I think that is true, especially on some of the more winter-like tracks like “State/Meant.” Some people think of spring and summer with that song but to me it’s very November—it makes me feel like I am snowed into Justin’s studio. I remember really taking in the cold, November, snowy scenery through the windows of the warm indoors while we were recording it. I got kind of nostalgic over the beauty of Wisconsin winters that we grew up with. I guess that’s one of the reasons why that song is the most classically “Megafaun” sounding song on the record to me. It sort of sounds like something we could have written at any point in our careers making music together.
The thing that’s great about Justin’s studio is that all of his instruments are there for us to use—that might have been a friend deal, though. I am not sure everyone else gets that luxury [Laughter.]. There’s just a much wider palate available to us. So we were really, really able to have an idea and then find the proper sound pretty quickly, as opposed to taking alternate routes like, “Oh, we don’t have that type of guitar so we need to make it sound like that instrument and then figuring out how to do that.” With all these instruments at our beck and call, you can make a record sound the way you want.
You mentioned Mount Vernon, your high school band with Justin Vernon and the Cooks. Can your give us a quick history of how that project turned into DeYarmond Edison and, eventually, split into Megafaun and Bon Iver?
Mount Vernon was our band in high school. It was a big band with horns and was kind of jammy—we’d really go out there. I wouldn’t say we’ve ever been part of a straight-ahead jamband with big guitar solos, but Mount Vernon had a community jammy thing going where everybody was playing all the time. We’d have all these sections in the songs where it would be this big horn/guitar/bass/drum/keyboard build into a totally free-form jammy kind of thing. I didn’t get a chance to see the new Bon Iver big band [this summer] but from the videos I’ve seen on YouTube I definitely feel that there’s some of that from that from our high school band in there. There’s a very similar way of jamming where it’s not about a virtuosic guitar solo—it’s a big build of all these guys interacting. It’s very much of a New Orleans structural band.
DeYarmond Edison came after Mount Vernon, which was Justin and everyone from Megafaun. That was definitely less jammy and the parts that were stretched out a little bit more were definitely in a frame.
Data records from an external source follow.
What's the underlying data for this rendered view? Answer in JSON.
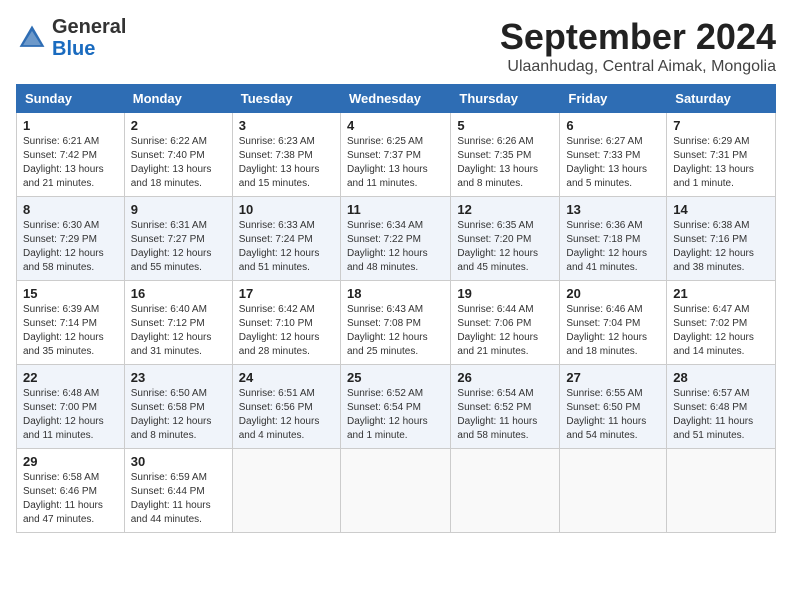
{
  "header": {
    "logo_general": "General",
    "logo_blue": "Blue",
    "month_title": "September 2024",
    "location": "Ulaanhudag, Central Aimak, Mongolia"
  },
  "weekdays": [
    "Sunday",
    "Monday",
    "Tuesday",
    "Wednesday",
    "Thursday",
    "Friday",
    "Saturday"
  ],
  "weeks": [
    [
      {
        "day": "1",
        "info": "Sunrise: 6:21 AM\nSunset: 7:42 PM\nDaylight: 13 hours\nand 21 minutes."
      },
      {
        "day": "2",
        "info": "Sunrise: 6:22 AM\nSunset: 7:40 PM\nDaylight: 13 hours\nand 18 minutes."
      },
      {
        "day": "3",
        "info": "Sunrise: 6:23 AM\nSunset: 7:38 PM\nDaylight: 13 hours\nand 15 minutes."
      },
      {
        "day": "4",
        "info": "Sunrise: 6:25 AM\nSunset: 7:37 PM\nDaylight: 13 hours\nand 11 minutes."
      },
      {
        "day": "5",
        "info": "Sunrise: 6:26 AM\nSunset: 7:35 PM\nDaylight: 13 hours\nand 8 minutes."
      },
      {
        "day": "6",
        "info": "Sunrise: 6:27 AM\nSunset: 7:33 PM\nDaylight: 13 hours\nand 5 minutes."
      },
      {
        "day": "7",
        "info": "Sunrise: 6:29 AM\nSunset: 7:31 PM\nDaylight: 13 hours\nand 1 minute."
      }
    ],
    [
      {
        "day": "8",
        "info": "Sunrise: 6:30 AM\nSunset: 7:29 PM\nDaylight: 12 hours\nand 58 minutes."
      },
      {
        "day": "9",
        "info": "Sunrise: 6:31 AM\nSunset: 7:27 PM\nDaylight: 12 hours\nand 55 minutes."
      },
      {
        "day": "10",
        "info": "Sunrise: 6:33 AM\nSunset: 7:24 PM\nDaylight: 12 hours\nand 51 minutes."
      },
      {
        "day": "11",
        "info": "Sunrise: 6:34 AM\nSunset: 7:22 PM\nDaylight: 12 hours\nand 48 minutes."
      },
      {
        "day": "12",
        "info": "Sunrise: 6:35 AM\nSunset: 7:20 PM\nDaylight: 12 hours\nand 45 minutes."
      },
      {
        "day": "13",
        "info": "Sunrise: 6:36 AM\nSunset: 7:18 PM\nDaylight: 12 hours\nand 41 minutes."
      },
      {
        "day": "14",
        "info": "Sunrise: 6:38 AM\nSunset: 7:16 PM\nDaylight: 12 hours\nand 38 minutes."
      }
    ],
    [
      {
        "day": "15",
        "info": "Sunrise: 6:39 AM\nSunset: 7:14 PM\nDaylight: 12 hours\nand 35 minutes."
      },
      {
        "day": "16",
        "info": "Sunrise: 6:40 AM\nSunset: 7:12 PM\nDaylight: 12 hours\nand 31 minutes."
      },
      {
        "day": "17",
        "info": "Sunrise: 6:42 AM\nSunset: 7:10 PM\nDaylight: 12 hours\nand 28 minutes."
      },
      {
        "day": "18",
        "info": "Sunrise: 6:43 AM\nSunset: 7:08 PM\nDaylight: 12 hours\nand 25 minutes."
      },
      {
        "day": "19",
        "info": "Sunrise: 6:44 AM\nSunset: 7:06 PM\nDaylight: 12 hours\nand 21 minutes."
      },
      {
        "day": "20",
        "info": "Sunrise: 6:46 AM\nSunset: 7:04 PM\nDaylight: 12 hours\nand 18 minutes."
      },
      {
        "day": "21",
        "info": "Sunrise: 6:47 AM\nSunset: 7:02 PM\nDaylight: 12 hours\nand 14 minutes."
      }
    ],
    [
      {
        "day": "22",
        "info": "Sunrise: 6:48 AM\nSunset: 7:00 PM\nDaylight: 12 hours\nand 11 minutes."
      },
      {
        "day": "23",
        "info": "Sunrise: 6:50 AM\nSunset: 6:58 PM\nDaylight: 12 hours\nand 8 minutes."
      },
      {
        "day": "24",
        "info": "Sunrise: 6:51 AM\nSunset: 6:56 PM\nDaylight: 12 hours\nand 4 minutes."
      },
      {
        "day": "25",
        "info": "Sunrise: 6:52 AM\nSunset: 6:54 PM\nDaylight: 12 hours\nand 1 minute."
      },
      {
        "day": "26",
        "info": "Sunrise: 6:54 AM\nSunset: 6:52 PM\nDaylight: 11 hours\nand 58 minutes."
      },
      {
        "day": "27",
        "info": "Sunrise: 6:55 AM\nSunset: 6:50 PM\nDaylight: 11 hours\nand 54 minutes."
      },
      {
        "day": "28",
        "info": "Sunrise: 6:57 AM\nSunset: 6:48 PM\nDaylight: 11 hours\nand 51 minutes."
      }
    ],
    [
      {
        "day": "29",
        "info": "Sunrise: 6:58 AM\nSunset: 6:46 PM\nDaylight: 11 hours\nand 47 minutes."
      },
      {
        "day": "30",
        "info": "Sunrise: 6:59 AM\nSunset: 6:44 PM\nDaylight: 11 hours\nand 44 minutes."
      },
      {
        "day": "",
        "info": ""
      },
      {
        "day": "",
        "info": ""
      },
      {
        "day": "",
        "info": ""
      },
      {
        "day": "",
        "info": ""
      },
      {
        "day": "",
        "info": ""
      }
    ]
  ]
}
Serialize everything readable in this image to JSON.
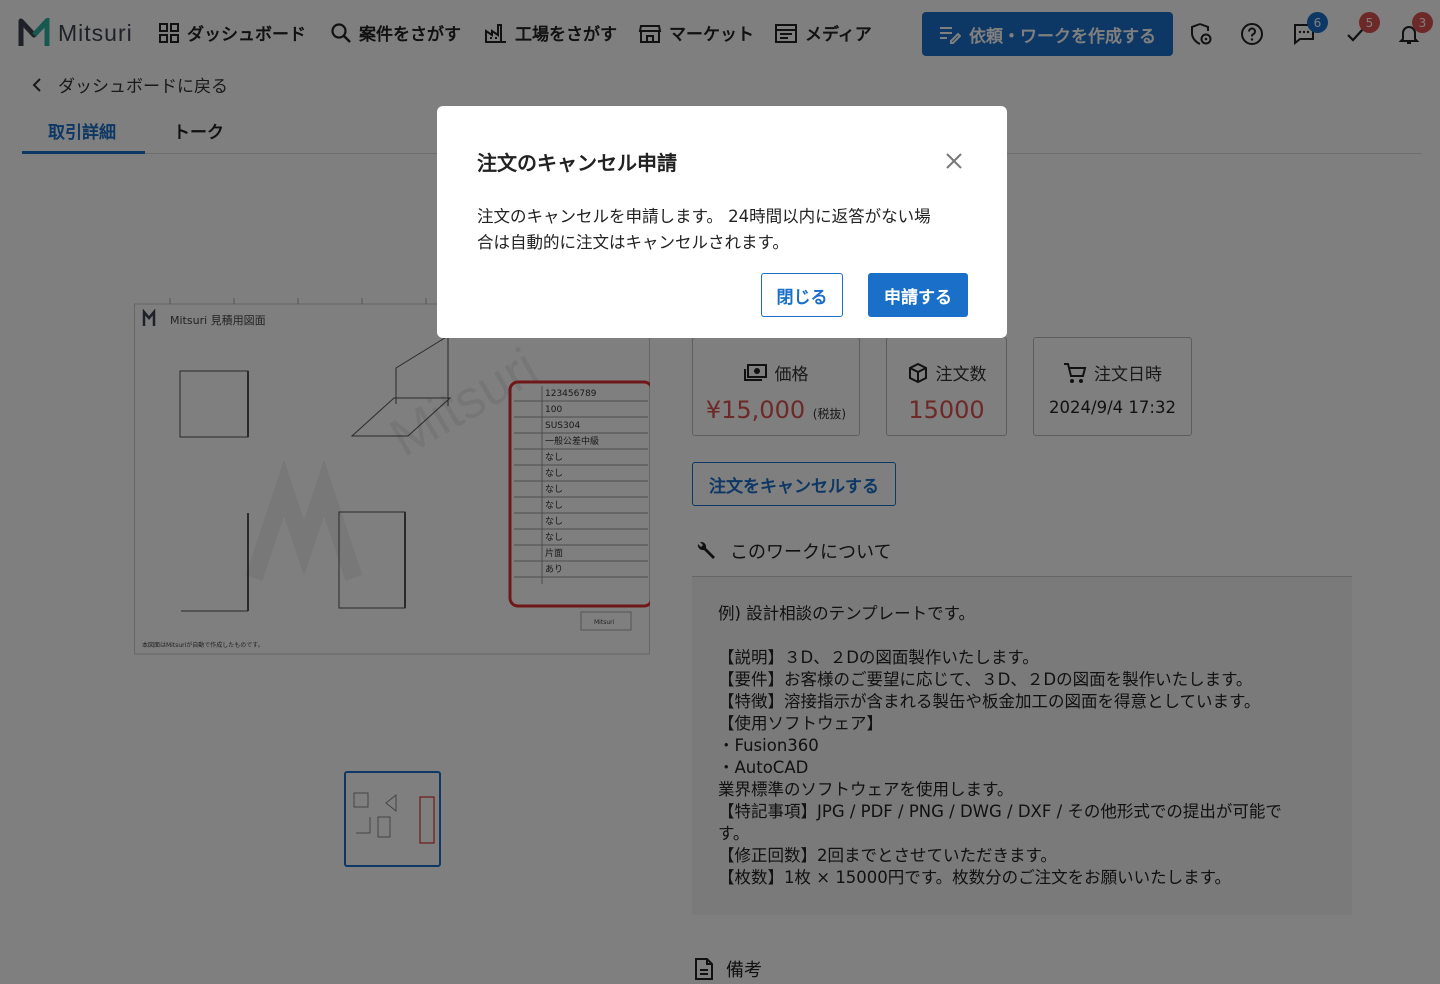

But everybody was playing—everybody was building it. It’s not just centered around one dude showing off his chops, and Megafaun definitely lives by that improvisational code as well.
We kind of all built off each other as friends and musicians, and we progressed through all these different styles together. I left home and went to college but [Vernon and the Cooks] continued playing all along. After college, we all moved to Raleigh, NC, and we kind of gravitated towards the same types of music. We got more into folk, folk-rock, experimental music and other kinds of jazz. We just never felt like we needed to separate our interests, you know? I think that’s something that has been there since the beginning of our relationship as band mates: we incorporate everything that we listen to. After DeYarmond Edison broke-up, [Vernon started recording as Bon Iver], and the rest of us continued on as Megafaun.